Wednesday, June 29, 2011

Failed, Unsatisfactory Shoulder Joint Arthroplasty - glenoid component loosening

As we saw in the June 27 post 59% of patients coming to us for consultation because they were dissatisfied with their total shoulder joint replacement arthroplasty had loose or worn glenoid components.

The concern about glenoid component failure comes from careful followup of patients having shoulder replacements in the past using a variety of older component designs and older techniques. 

Our shoulder fellow Lazarus published a nice paper pointing to the challenges of achieving a perfect glenoid component insertion and the effect of surgeon experience.

Ideal contouring of the bone beneath the glenoid component (as shown below) is essential as pointed out by shoulder fellow Collins.

When the bone is not properly prepared, there is a tendency to pack in a bit of cement to fill in the defect ('putty carpentry'). This is commonly seen in the posterior (back) half of the glenoid as shown below left. However, this wedge of cement is brittle and not fixed to either the component or bone so it can slip out leaving the component unsupported and at risk for loosening (below right).

From a very well done study of 333 total shoulders, here is a graph showing a 50% radiographic survivorship of glenoid components put in 10 years ago.

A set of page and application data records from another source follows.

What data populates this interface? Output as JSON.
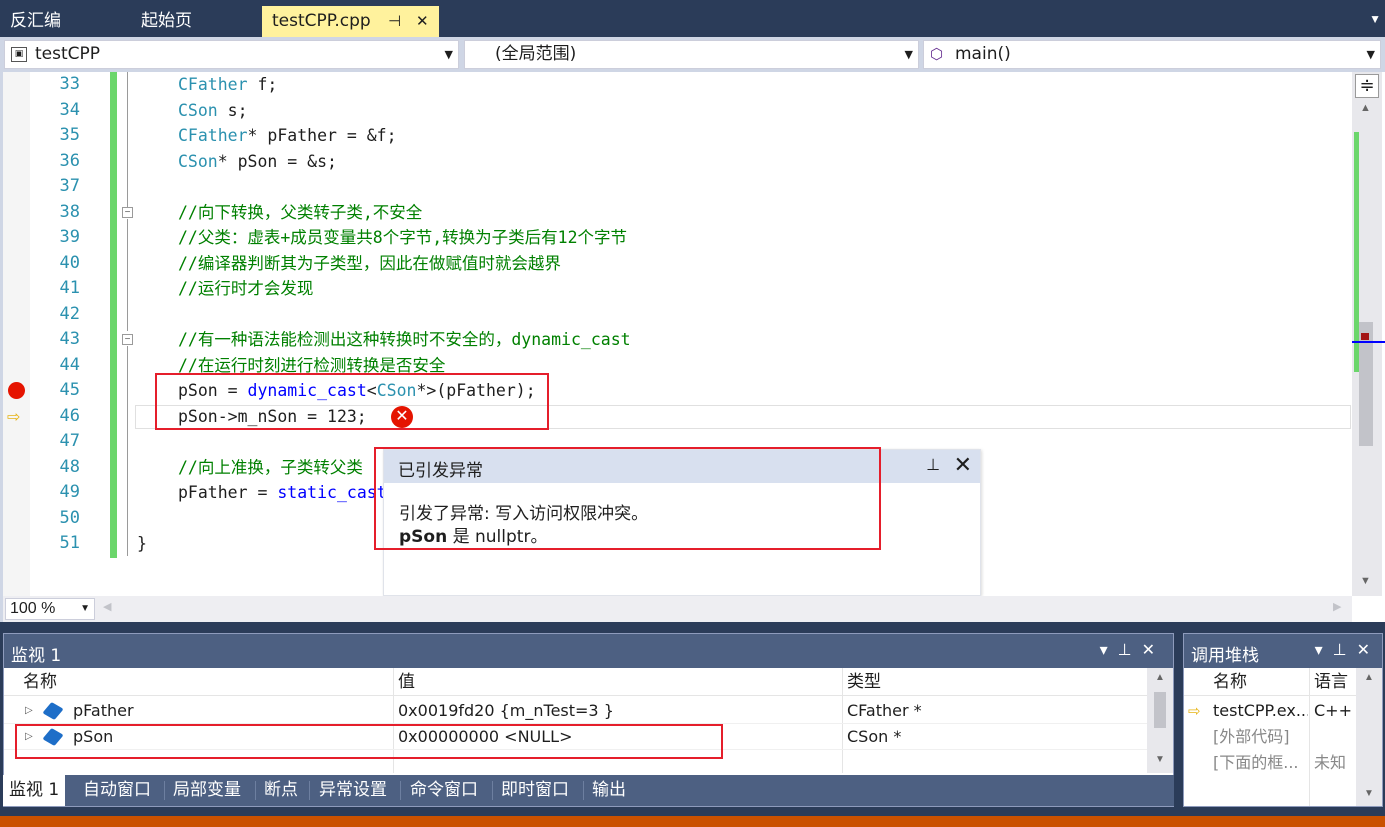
{
  "tabs": [
    {
      "label": "反汇编",
      "active": false
    },
    {
      "label": "起始页",
      "active": false
    },
    {
      "label": "testCPP.cpp",
      "active": true
    }
  ],
  "tab_pin_glyph": "⊣",
  "tab_close_glyph": "✕",
  "nav": {
    "project": "testCPP",
    "scope": "(全局范围)",
    "member": "main()"
  },
  "editor": {
    "line_numbers": [
      "33",
      "34",
      "35",
      "36",
      "37",
      "38",
      "39",
      "40",
      "41",
      "42",
      "43",
      "44",
      "45",
      "46",
      "47",
      "48",
      "49",
      "50",
      "51"
    ],
    "zoom": "100 %"
  },
  "exception_popup": {
    "title": "已引发异常",
    "message": "引发了异常: 写入访问权限冲突。",
    "detail_var": "pSon",
    "detail_rest": " 是 nullptr。"
  },
  "watch": {
    "title": "监视 1",
    "columns": [
      "名称",
      "值",
      "类型"
    ],
    "rows": [
      {
        "name": "pFather",
        "value": "0x0019fd20 {m_nTest=3 }",
        "type": "CFather *"
      },
      {
        "name": "pSon",
        "value": "0x00000000 <NULL>",
        "type": "CSon *"
      }
    ]
  },
  "bottom_tabs": [
    "监视 1",
    "自动窗口",
    "局部变量",
    "断点",
    "异常设置",
    "命令窗口",
    "即时窗口",
    "输出"
  ],
  "callstack": {
    "title": "调用堆栈",
    "columns": [
      "名称",
      "语言"
    ],
    "rows": [
      {
        "name": "testCPP.ex...",
        "lang": "C++"
      },
      {
        "name": "[外部代码]",
        "lang": ""
      },
      {
        "name": "[下面的框...",
        "lang": "未知"
      }
    ]
  },
  "colors": {
    "error": "#e51400",
    "active_tab": "#fff29d",
    "panel_title": "#4d6082",
    "status_bar": "#ca5100"
  }
}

Loosening seems to be particularly common when the glenoid design consists of a keel that is fixed into the bone of the shoulder blade using a wad of cement as shown below left and in the color photograph of a retrieved glenoid component

Cement cures with an exothermic reaction - this heats the bone to an amount determined by the amount of cement used. Excessive cement can result in thermal death of the bone with loss of fixation as shown by the thermal camera images below.

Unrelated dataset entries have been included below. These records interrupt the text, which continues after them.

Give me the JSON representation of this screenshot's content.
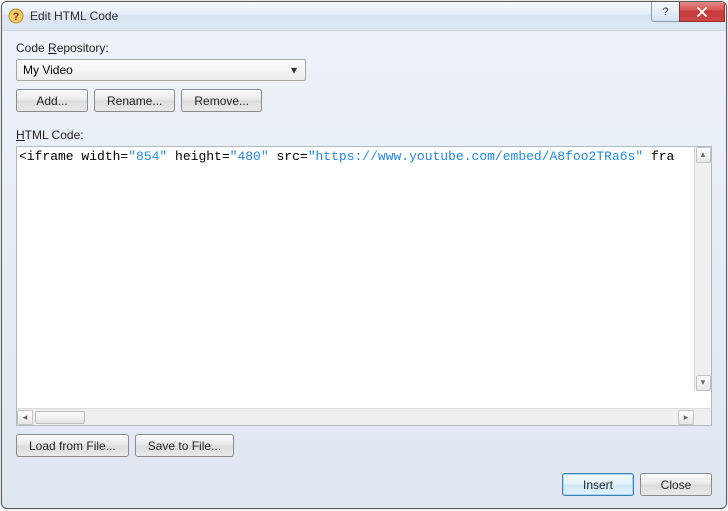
{
  "window": {
    "title": "Edit HTML Code"
  },
  "repo": {
    "label_pre": "Code ",
    "label_u": "R",
    "label_post": "epository:",
    "selected": "My Video",
    "add": "Add...",
    "rename": "Rename...",
    "remove": "Remove..."
  },
  "html": {
    "label_u": "H",
    "label_post": "TML Code:",
    "code_prefix": "<iframe width=",
    "code_width": "\"854\"",
    "code_mid1": " height=",
    "code_height": "\"480\"",
    "code_mid2": " src=",
    "code_src": "\"https://www.youtube.com/embed/A8foo2TRa6s\"",
    "code_suffix": " fra"
  },
  "file": {
    "load": "Load from File...",
    "save": "Save to File..."
  },
  "footer": {
    "insert": "Insert",
    "close": "Close"
  },
  "titlebar": {
    "help": "?"
  }
}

Removing a loose glenoid component leaves a big hole in the glenoid bone, making subsequent reconstruction difficult.

We have vigorously investigated the causes of failure and ways in which the security of the component can be optimized. We continue to use a modern glenoid component in the majority of our shoulder joint replacements, because it provides predictable recovery of shoulder comfort and function

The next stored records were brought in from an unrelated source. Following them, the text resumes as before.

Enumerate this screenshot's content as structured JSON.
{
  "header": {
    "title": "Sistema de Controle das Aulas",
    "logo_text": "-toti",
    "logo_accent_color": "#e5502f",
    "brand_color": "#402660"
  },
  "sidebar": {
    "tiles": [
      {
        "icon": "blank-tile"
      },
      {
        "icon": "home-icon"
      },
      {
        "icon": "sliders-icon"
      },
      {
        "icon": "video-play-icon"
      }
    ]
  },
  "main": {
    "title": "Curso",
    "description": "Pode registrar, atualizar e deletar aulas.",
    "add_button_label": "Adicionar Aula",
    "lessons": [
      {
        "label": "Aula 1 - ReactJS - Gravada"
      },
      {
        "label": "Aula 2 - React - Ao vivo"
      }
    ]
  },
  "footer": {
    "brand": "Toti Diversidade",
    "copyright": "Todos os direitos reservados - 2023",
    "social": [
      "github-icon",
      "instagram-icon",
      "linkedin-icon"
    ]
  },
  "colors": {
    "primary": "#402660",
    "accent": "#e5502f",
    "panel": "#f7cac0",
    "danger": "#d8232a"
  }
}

Time will tell whether the newer design and our modern techniques will improve the long term durability of the glenoid component.


Use the "Search the Blog" box to the right to find other topics of interest to you.

You may be interested in some of our most visited web pages including: shoulder arthritis, total shoulder, ream and runreverse total shoulderCTA arthroplasty, and rotator cuff surgery.